Control Building

Designed by Peter Beavan, this iconic building was built at the Heathcote (or Christchurch) end of the new road tunnel opened in 1964. We had the opportuntiy to walk the length of it, both ways, on an open day before the tunnel was opened for the first time, and more recently walked it again in 2014, when the tunnel reached 50 Years old.

Unfortunately the 2010-2011 Christchurch Earthquakes severly damaged this stunning building, and the decision was taken to demolish it. The much smaller, and not very noteworthy replacement had just been finished when the 50th Anniversary walkthrough took place.

The Control Building, was a 3-4 story design shaped a bit like the hull of a ship, leading to it being referred to as Canterbury's Fifth Ship. (The first four ships bringing colonists from England, are commonly known as the first Four ships.) On the roadside of the building there was a covered plaza, with toll booths to collect fees from all traffic going in both directions.

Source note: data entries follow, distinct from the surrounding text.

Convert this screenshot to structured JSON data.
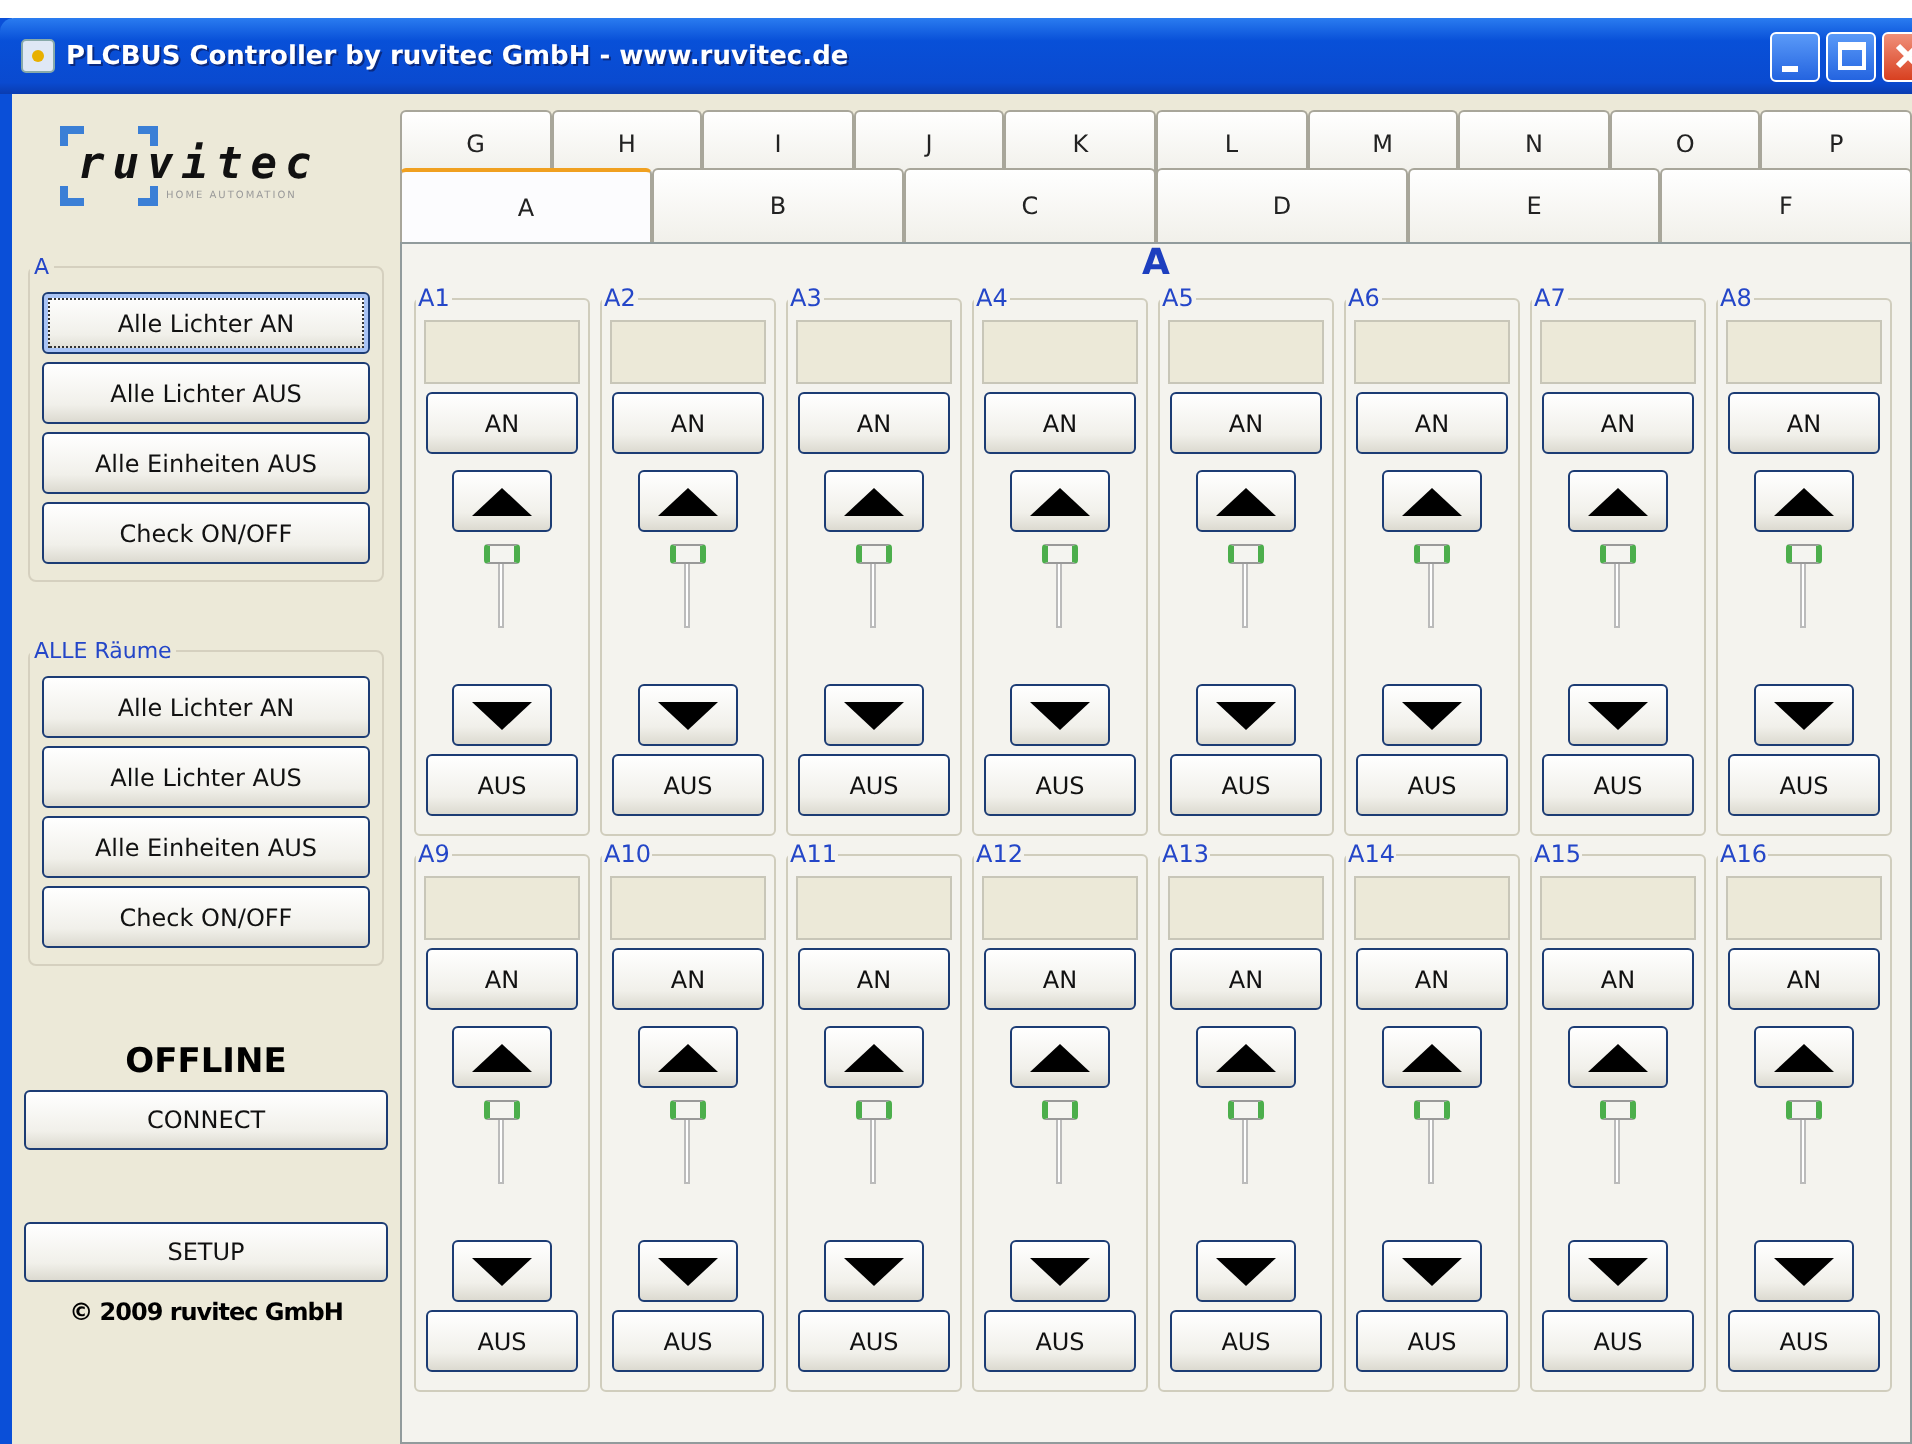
{
  "window": {
    "title": "PLCBUS Controller by ruvitec GmbH - www.ruvitec.de"
  },
  "sidebar": {
    "logo": {
      "name": "ruvitec",
      "tagline": "HOME AUTOMATION"
    },
    "groups": [
      {
        "title": "A",
        "buttons": [
          {
            "label": "Alle Lichter AN",
            "focused": true
          },
          {
            "label": "Alle Lichter AUS",
            "focused": false
          },
          {
            "label": "Alle Einheiten AUS",
            "focused": false
          },
          {
            "label": "Check ON/OFF",
            "focused": false
          }
        ]
      },
      {
        "title": "ALLE Räume",
        "buttons": [
          {
            "label": "Alle Lichter AN",
            "focused": false
          },
          {
            "label": "Alle Lichter AUS",
            "focused": false
          },
          {
            "label": "Alle Einheiten AUS",
            "focused": false
          },
          {
            "label": "Check ON/OFF",
            "focused": false
          }
        ]
      }
    ],
    "status": "OFFLINE",
    "connect_button": "CONNECT",
    "setup_button": "SETUP",
    "copyright": "© 2009 ruvitec GmbH"
  },
  "tabs_back_row": [
    {
      "label": "G",
      "selected": false
    },
    {
      "label": "H",
      "selected": false
    },
    {
      "label": "I",
      "selected": false
    },
    {
      "label": "J",
      "selected": false
    },
    {
      "label": "K",
      "selected": false
    },
    {
      "label": "L",
      "selected": false
    },
    {
      "label": "M",
      "selected": false
    },
    {
      "label": "N",
      "selected": false
    },
    {
      "label": "O",
      "selected": false
    },
    {
      "label": "P",
      "selected": false
    }
  ],
  "tabs_front_row": [
    {
      "label": "A",
      "selected": true
    },
    {
      "label": "B",
      "selected": false
    },
    {
      "label": "C",
      "selected": false
    },
    {
      "label": "D",
      "selected": false
    },
    {
      "label": "E",
      "selected": false
    },
    {
      "label": "F",
      "selected": false
    }
  ],
  "panel": {
    "title": "A",
    "channels": [
      {
        "name": "A1",
        "on_label": "AN",
        "off_label": "AUS",
        "level": 1
      },
      {
        "name": "A2",
        "on_label": "AN",
        "off_label": "AUS",
        "level": 1
      },
      {
        "name": "A3",
        "on_label": "AN",
        "off_label": "AUS",
        "level": 1
      },
      {
        "name": "A4",
        "on_label": "AN",
        "off_label": "AUS",
        "level": 1
      },
      {
        "name": "A5",
        "on_label": "AN",
        "off_label": "AUS",
        "level": 1
      },
      {
        "name": "A6",
        "on_label": "AN",
        "off_label": "AUS",
        "level": 1
      },
      {
        "name": "A7",
        "on_label": "AN",
        "off_label": "AUS",
        "level": 1
      },
      {
        "name": "A8",
        "on_label": "AN",
        "off_label": "AUS",
        "level": 1
      },
      {
        "name": "A9",
        "on_label": "AN",
        "off_label": "AUS",
        "level": 1
      },
      {
        "name": "A10",
        "on_label": "AN",
        "off_label": "AUS",
        "level": 1
      },
      {
        "name": "A11",
        "on_label": "AN",
        "off_label": "AUS",
        "level": 1
      },
      {
        "name": "A12",
        "on_label": "AN",
        "off_label": "AUS",
        "level": 1
      },
      {
        "name": "A13",
        "on_label": "AN",
        "off_label": "AUS",
        "level": 1
      },
      {
        "name": "A14",
        "on_label": "AN",
        "off_label": "AUS",
        "level": 1
      },
      {
        "name": "A15",
        "on_label": "AN",
        "off_label": "AUS",
        "level": 1
      },
      {
        "name": "A16",
        "on_label": "AN",
        "off_label": "AUS",
        "level": 1
      }
    ]
  }
}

Axle counting strips buried in the roadway before each booth, allowed the correct fee to flash up to the booth operator, and assist in money collection. The shift controller's desk and office overlooked the booths, and housed a significant number of controls to automatically adjust the many traffic lights through the tunnel, check on booth operations, and to dispatch the tunnel control vehicles (two red Austin Gypsy 4wd's) as necessary.

Rather uniquely, the authority extended policing powers for the entire length of the Tunnel Road Motorway from ferry Road, right through to the Lyttelton Harbour Portal. In 1979 the tunnel road tunnels were done away with, as the tunnel had paid for itself at that stage, and the Tunnel Control Authority was dissolved.

Our personal involvement with this building during 1973, came about when we worked for Plessey NZ Ltd, who had the contract to install and service the many electro-mechanically operated systems that the tunnel had. We used to spend one day a week (wednesday's from memory) servicing all the control equipment, that was set out very neatly in a group of cabinets that gently followed the curvature of the long room they were housed in. (We think virtually all the rooms were curved to some extent.) Mostly it was looking after BPO 2000-style relays, that managed the circuitry to and from the toll booths, the traffic light controls, the clean and foul air (rather large) duct fans, the control to open and close the dividing door halfway down the Clean-air duct, and even a carbon-monoxide anaylser that lived down there in the dark. We also had to look after the Radio-Telephones in the Austin Gypsy Patrol vehicles, and the office Zephyr Mk4, that was always interesting to drive. Generally, the Plessey guy (me) had to ride a pushbike the length of the clean-air duct (nearly 2 kilometres) up above the traffic, to get to all the gear we had to check on. Unfortunately for me, the contract also called for us to replace all the traffic light bulbs, a task performed by myself by standing on the front bumper of one of the Austin Gypsy's while someone drove it bit by bit through the tunnel, complete with flashing lights, to stop people from overtaking us while we made the changes.

Copyright: Avant I.S. Ltd, 2020